The goal of a new pilot, sponsored by the Vice Chancellor for Research and the University Librarian, is to advance the impact of UC Berkeley research by subsidizing Berkeley faculty members, post-docs, and graduate students who want to make their journal articles free to all readers immediately upon publication. Find out how to apply for funds at the BRII website.
Scholarly communication is the system by which information is created (by scholars), distributed (by publishers), and disseminated, preserved, and organized (by libraries). The soaring cost of published information has put this system at risk.
Scholarly Communication at Risk
- Scholars: As scholars and researchers, you create scholarly information: You write articles. You edit journals. You provide quality control in the form of peer review. You do all of this for free.
- Publishers: Publishers – many of them multi-billion dollar, global corporations – sell this information back to the academy at increasingly unjustifiable prices. At the same time, the number of scholarly monographs produced continues to grow.
- Libraries: As journal prices continue to rise and as monograph production grows, university budgets cannot keep up. Even the greatest libraries are collecting a declining percentage of published scholarly output.
The fundamental mission of the University as stated in the Academic Personnel Manual (APM) is to "discover knowledge and to disseminate it" to colleagues, students, and society at large. The crisis in scholarly communication threatens not only to reduce your access to scholarly material but also limits the dissemination of your scholarly output. As stated in Resolution I by the UC Systemwide Library and Scholarly Information Advisory Committee, "Scholarly communication is in a state of crisis that threatens to compromise the University of California's core mission."
The Internet gives publishers new opportunities for generating revenue. Now, publishers can charge licensing fees for their online content. In other words, instead of paying one-time fees to own online resources, libraries often "rent" them. At the same time, the Internet has the potential to give you, as an author, more control over how your work is disseminated. Rather than relying on a publisher to distribute your work, you can post your own research findings on eScholarship. This makes your work available not just to those who happen to be affiliated with institutions that subscribe to the journal but to anyone, anywhere with access to the Internet.
The goal of this website is:
- To share information about scholarly communication and describe how the crisis affects you, the Berkeley faculty.

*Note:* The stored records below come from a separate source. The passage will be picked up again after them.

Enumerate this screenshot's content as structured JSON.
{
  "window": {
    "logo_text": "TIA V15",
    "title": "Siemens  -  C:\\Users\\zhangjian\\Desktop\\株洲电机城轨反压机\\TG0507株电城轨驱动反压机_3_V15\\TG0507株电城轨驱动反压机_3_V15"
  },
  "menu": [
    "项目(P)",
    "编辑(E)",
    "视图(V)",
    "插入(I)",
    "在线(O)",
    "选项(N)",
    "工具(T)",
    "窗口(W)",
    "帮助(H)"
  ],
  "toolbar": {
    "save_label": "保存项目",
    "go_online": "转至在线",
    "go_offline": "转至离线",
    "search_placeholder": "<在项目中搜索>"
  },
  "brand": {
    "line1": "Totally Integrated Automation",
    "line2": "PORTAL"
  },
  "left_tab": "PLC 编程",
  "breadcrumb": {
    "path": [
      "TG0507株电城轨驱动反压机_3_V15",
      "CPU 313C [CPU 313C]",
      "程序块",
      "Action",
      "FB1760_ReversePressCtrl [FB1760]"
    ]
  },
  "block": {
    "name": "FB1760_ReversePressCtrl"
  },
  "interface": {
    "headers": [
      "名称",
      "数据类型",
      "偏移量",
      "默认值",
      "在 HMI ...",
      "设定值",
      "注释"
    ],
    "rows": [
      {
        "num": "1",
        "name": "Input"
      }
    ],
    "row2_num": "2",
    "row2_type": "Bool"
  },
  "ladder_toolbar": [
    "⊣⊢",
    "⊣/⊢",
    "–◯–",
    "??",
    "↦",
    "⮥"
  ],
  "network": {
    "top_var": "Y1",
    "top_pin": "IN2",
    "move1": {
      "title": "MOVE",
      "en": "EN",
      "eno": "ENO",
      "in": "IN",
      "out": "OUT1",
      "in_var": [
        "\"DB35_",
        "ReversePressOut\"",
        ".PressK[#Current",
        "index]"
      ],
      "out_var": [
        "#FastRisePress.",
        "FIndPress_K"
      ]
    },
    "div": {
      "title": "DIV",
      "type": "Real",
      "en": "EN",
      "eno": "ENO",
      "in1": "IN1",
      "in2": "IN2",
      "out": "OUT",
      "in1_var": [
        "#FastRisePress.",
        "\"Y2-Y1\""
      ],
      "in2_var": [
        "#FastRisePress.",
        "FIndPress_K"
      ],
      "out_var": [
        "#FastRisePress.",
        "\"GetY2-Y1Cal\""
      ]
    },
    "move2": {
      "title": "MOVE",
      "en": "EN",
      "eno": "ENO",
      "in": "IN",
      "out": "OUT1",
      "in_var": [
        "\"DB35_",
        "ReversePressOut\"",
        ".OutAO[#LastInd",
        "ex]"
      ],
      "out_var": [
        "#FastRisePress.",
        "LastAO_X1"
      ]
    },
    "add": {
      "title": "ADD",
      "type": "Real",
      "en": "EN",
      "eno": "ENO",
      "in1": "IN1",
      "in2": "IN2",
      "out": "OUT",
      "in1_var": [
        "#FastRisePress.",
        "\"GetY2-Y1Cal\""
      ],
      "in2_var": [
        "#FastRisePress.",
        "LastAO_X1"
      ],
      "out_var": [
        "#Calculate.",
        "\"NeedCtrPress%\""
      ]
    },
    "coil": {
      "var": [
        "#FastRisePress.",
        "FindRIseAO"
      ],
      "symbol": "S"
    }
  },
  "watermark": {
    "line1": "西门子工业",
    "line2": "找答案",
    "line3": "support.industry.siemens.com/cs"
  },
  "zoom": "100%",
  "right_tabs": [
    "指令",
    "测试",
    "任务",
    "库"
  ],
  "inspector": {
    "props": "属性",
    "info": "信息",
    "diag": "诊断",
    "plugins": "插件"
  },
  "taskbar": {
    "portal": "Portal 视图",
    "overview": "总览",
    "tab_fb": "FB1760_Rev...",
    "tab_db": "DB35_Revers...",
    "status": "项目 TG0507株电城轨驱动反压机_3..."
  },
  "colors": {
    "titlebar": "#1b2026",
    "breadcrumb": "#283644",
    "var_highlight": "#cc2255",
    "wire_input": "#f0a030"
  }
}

- To give you information on what you can do to support changes in the current system and how to take advantage of new technologies.
- To invite you to tell us what you think.